Alkaline foods include most fruits and vegetables.
Now, don’t think I’m talking about you turning into a rabbit and eating nothing but lettuce and celery!
You CAN continue to eat some “good” acid foods that have important nutrients-so if you don’t want to give up that juicy steak you love or that chewy whole grain bread, you don’t have to.
Just make sure that those acid foods are counterbalanced by a good portion of alkaline foods. 50/50 is a good place to start, and the more alkaline, the better.
“Good” acid foods include nourishing things like:
Eggs and dairy (preferably organic)
Fish (preferably wild caught and not farmed)
Chicken and turkey (preferably organic)
Beef (preferably grass fed and organic)
Whole grain breads and pasta (note: “Multi-grain” does not necessarily mean whole grain-check labels carefully)
These foods have nutrients that do benefit your body. So it’s not necessary to eliminate them. You just need to make sure to keep them under control, and make sure they represent no more than 50% of your meals.
And remember it’s NEVER a good idea to eat processed food, fast food or drink soda. Keep those to a bare minimum or preferably none at all.
Step 4- Keep your digestion efficient
In order to keep your digestion humming, it’s vital to eat meal combinations that are easily broken down and don’t cause your stomach to overproduce acid, and make sure you have adequate enzymes to do the job.
Good digestion = proper elimination of wastes = a more alkaline pH
Poor digestion = acid waste build-up = Sickness and a more acid pH
If you’re not sure where to start, no problem. I can help you in these 2 ways:
1) Follow the simple guidelines in the Great Taste No Pain digestive health system
Great Taste No Pain spells out which foods are acid forming to your body and which are alkaline, and show you step by step how to create more easily digestible meal combinations.
You’ll be astounded at how delicious the food is, and even more shocked at how quickly you can start to feel better. I’ve heard from thousands of people who have seen a difference in just days or as quickly as one meal.
I’m talking about things like more regular BMs, less acid reflux, fewer “gas attacks” and much more!
2) Supplement with digestive enzymes if necessary

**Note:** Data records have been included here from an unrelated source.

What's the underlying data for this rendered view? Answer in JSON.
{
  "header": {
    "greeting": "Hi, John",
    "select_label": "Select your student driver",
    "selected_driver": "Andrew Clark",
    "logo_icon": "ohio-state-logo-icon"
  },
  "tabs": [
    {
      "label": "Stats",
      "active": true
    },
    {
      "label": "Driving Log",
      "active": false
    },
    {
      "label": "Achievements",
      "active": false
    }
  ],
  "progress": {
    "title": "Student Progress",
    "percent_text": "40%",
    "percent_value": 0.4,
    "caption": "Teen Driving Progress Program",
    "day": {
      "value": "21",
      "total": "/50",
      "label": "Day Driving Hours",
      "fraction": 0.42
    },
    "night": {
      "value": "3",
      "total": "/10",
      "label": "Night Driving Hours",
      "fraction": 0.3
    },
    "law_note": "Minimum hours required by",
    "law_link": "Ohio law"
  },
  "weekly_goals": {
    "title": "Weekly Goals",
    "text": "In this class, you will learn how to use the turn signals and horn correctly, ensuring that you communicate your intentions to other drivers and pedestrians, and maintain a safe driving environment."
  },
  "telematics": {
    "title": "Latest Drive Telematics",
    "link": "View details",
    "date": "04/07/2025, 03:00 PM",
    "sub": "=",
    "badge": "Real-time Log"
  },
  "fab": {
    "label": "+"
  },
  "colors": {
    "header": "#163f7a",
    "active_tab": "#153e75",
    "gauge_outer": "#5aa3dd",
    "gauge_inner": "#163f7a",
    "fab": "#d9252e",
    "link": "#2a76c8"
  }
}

If you’ve had a long history of eating fast and processed food or next-to-impossible-to-digest meals, chances are excellent you’ve depleted your body’s ability to produce adequate digestive enzymes.
Without the proper enzymes for digestion, you can suffer from gas, bloating, constipation, waste build-up…

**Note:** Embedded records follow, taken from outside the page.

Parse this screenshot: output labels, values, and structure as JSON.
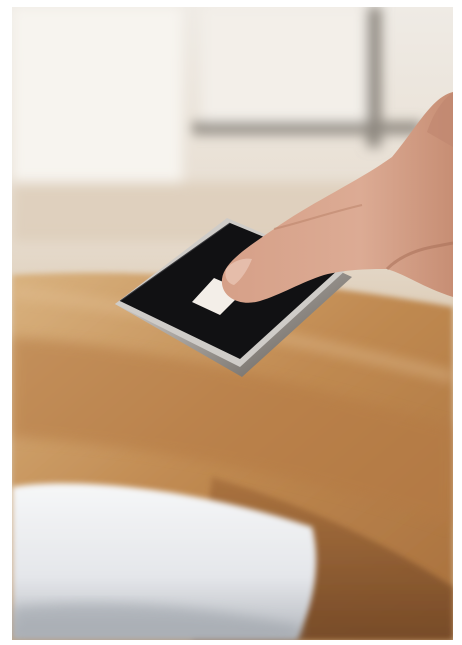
{
  "photo": {
    "subject": "finger-tapping-remote-control",
    "colors": {
      "page_background": "#ffffff",
      "bright_background": "#ece5da",
      "window_frame": "#7d7770",
      "wood_light": "#d6ad7d",
      "wood_mid": "#b98550",
      "wood_dark": "#7e4f2a",
      "pillow_white": "#f1f2f4",
      "pillow_shadow": "#aeb2b8",
      "device_black": "#121214",
      "device_chrome": "#c9c6c2",
      "touch_square": "#f3eee8",
      "skin": "#d9a58c",
      "skin_shadow": "#b87f66"
    }
  }
}
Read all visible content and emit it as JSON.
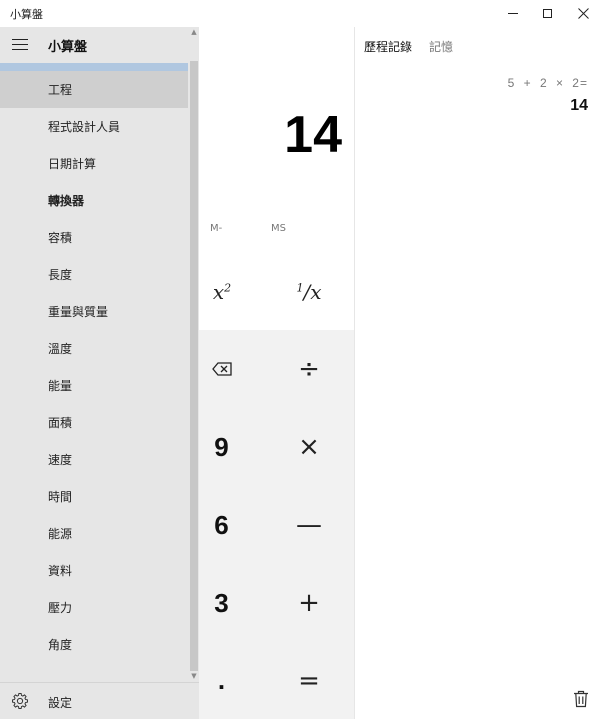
{
  "window": {
    "title": "小算盤"
  },
  "nav": {
    "title": "小算盤",
    "items": [
      {
        "label": "工程",
        "selected": true,
        "heading": false
      },
      {
        "label": "程式設計人員",
        "selected": false,
        "heading": false
      },
      {
        "label": "日期計算",
        "selected": false,
        "heading": false
      },
      {
        "label": "轉換器",
        "selected": false,
        "heading": true
      },
      {
        "label": "容積",
        "selected": false,
        "heading": false
      },
      {
        "label": "長度",
        "selected": false,
        "heading": false
      },
      {
        "label": "重量與質量",
        "selected": false,
        "heading": false
      },
      {
        "label": "溫度",
        "selected": false,
        "heading": false
      },
      {
        "label": "能量",
        "selected": false,
        "heading": false
      },
      {
        "label": "面積",
        "selected": false,
        "heading": false
      },
      {
        "label": "速度",
        "selected": false,
        "heading": false
      },
      {
        "label": "時間",
        "selected": false,
        "heading": false
      },
      {
        "label": "能源",
        "selected": false,
        "heading": false
      },
      {
        "label": "資料",
        "selected": false,
        "heading": false
      },
      {
        "label": "壓力",
        "selected": false,
        "heading": false
      },
      {
        "label": "角度",
        "selected": false,
        "heading": false
      }
    ],
    "settings_label": "設定"
  },
  "calculator": {
    "display": "14",
    "memory": {
      "m_minus": "M-",
      "ms": "MS"
    },
    "keys": {
      "nine": "9",
      "six": "6",
      "three": "3",
      "decimal": ".",
      "divide": "÷",
      "multiply": "×",
      "subtract": "—",
      "add": "+",
      "equals": "="
    }
  },
  "history": {
    "tab_history": "歷程記錄",
    "tab_memory": "記憶",
    "entries": [
      {
        "expression": "5 + 2 × 2=",
        "result": "14"
      }
    ]
  },
  "colors": {
    "accent": "#b0c7e0",
    "nav_bg": "#e6e6e6",
    "selected_item": "#cfcfcf",
    "keypad_bg": "#f2f2f2"
  }
}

…and you’ll likely have a MORE acidic blood pH too!
But Digestizol Max can be the help you’ve been looking for.
Digestizol Max contains a blend of 14 plant-derived enzymes (so it’s suitable for vegetarians and meat eaters alike) that will give your body a boost and help break down whatever you’ve eaten–proteins, carbs, fats fiber and more.

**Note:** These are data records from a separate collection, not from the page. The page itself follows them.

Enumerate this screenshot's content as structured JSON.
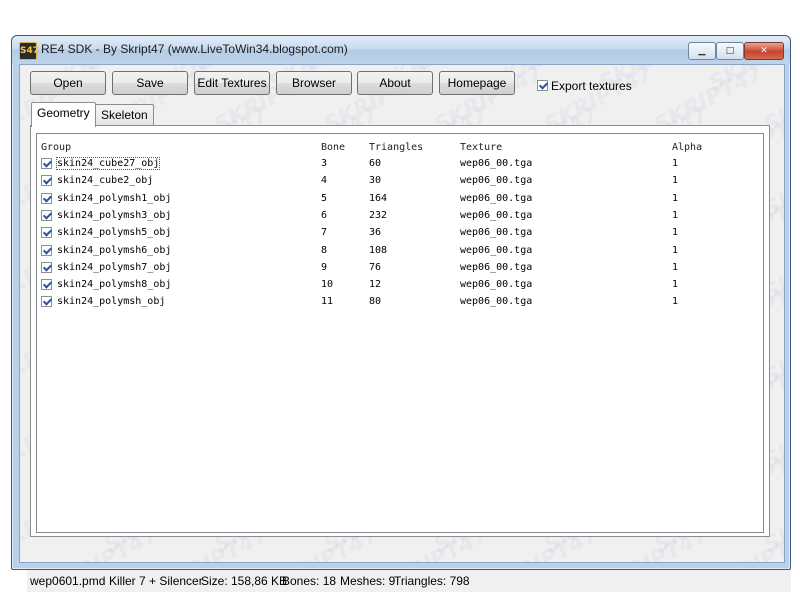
{
  "window": {
    "title": "RE4 SDK - By Skript47 (www.LiveToWin34.blogspot.com)",
    "icon_text": "S47",
    "min_glyph": "▁",
    "max_glyph": "□",
    "close_glyph": "✕"
  },
  "toolbar": {
    "buttons": [
      "Open",
      "Save",
      "Edit Textures",
      "Browser",
      "About",
      "Homepage"
    ],
    "export_textures_label": "Export textures",
    "export_textures_checked": true
  },
  "tabs": [
    {
      "label": "Geometry",
      "active": true
    },
    {
      "label": "Skeleton",
      "active": false
    }
  ],
  "table": {
    "columns": [
      "Group",
      "Bone",
      "Triangles",
      "Texture",
      "Alpha"
    ],
    "rows": [
      {
        "group": "skin24_cube27_obj",
        "bone": "3",
        "triangles": "60",
        "texture": "wep06_00.tga",
        "alpha": "1",
        "checked": true
      },
      {
        "group": "skin24_cube2_obj",
        "bone": "4",
        "triangles": "30",
        "texture": "wep06_00.tga",
        "alpha": "1",
        "checked": true
      },
      {
        "group": "skin24_polymsh1_obj",
        "bone": "5",
        "triangles": "164",
        "texture": "wep06_00.tga",
        "alpha": "1",
        "checked": true
      },
      {
        "group": "skin24_polymsh3_obj",
        "bone": "6",
        "triangles": "232",
        "texture": "wep06_00.tga",
        "alpha": "1",
        "checked": true
      },
      {
        "group": "skin24_polymsh5_obj",
        "bone": "7",
        "triangles": "36",
        "texture": "wep06_00.tga",
        "alpha": "1",
        "checked": true
      },
      {
        "group": "skin24_polymsh6_obj",
        "bone": "8",
        "triangles": "108",
        "texture": "wep06_00.tga",
        "alpha": "1",
        "checked": true
      },
      {
        "group": "skin24_polymsh7_obj",
        "bone": "9",
        "triangles": "76",
        "texture": "wep06_00.tga",
        "alpha": "1",
        "checked": true
      },
      {
        "group": "skin24_polymsh8_obj",
        "bone": "10",
        "triangles": "12",
        "texture": "wep06_00.tga",
        "alpha": "1",
        "checked": true
      },
      {
        "group": "skin24_polymsh_obj",
        "bone": "11",
        "triangles": "80",
        "texture": "wep06_00.tga",
        "alpha": "1",
        "checked": true
      }
    ]
  },
  "status": {
    "file": "wep0601.pmd",
    "name": "Killer 7 + Silencer",
    "size": "Size: 158,86 KB",
    "bones": "Bones: 18",
    "meshes": "Meshes: 9",
    "triangles": "Triangles: 798"
  },
  "watermark_text": "SKRIPT47",
  "colors": {
    "window_frame": "#b9d1ea",
    "client_bg": "#f0f0f0",
    "close_button": "#c9442b",
    "check_mark": "#2e52a8"
  }
}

Watch your most important number
Remember–while your weight, blood pressure, cholesterol, etc. are all very important indicators of your health too, it’s vital to keep your eye on the MOST telling number.
Do that and your body will thank you many times over.
To your health,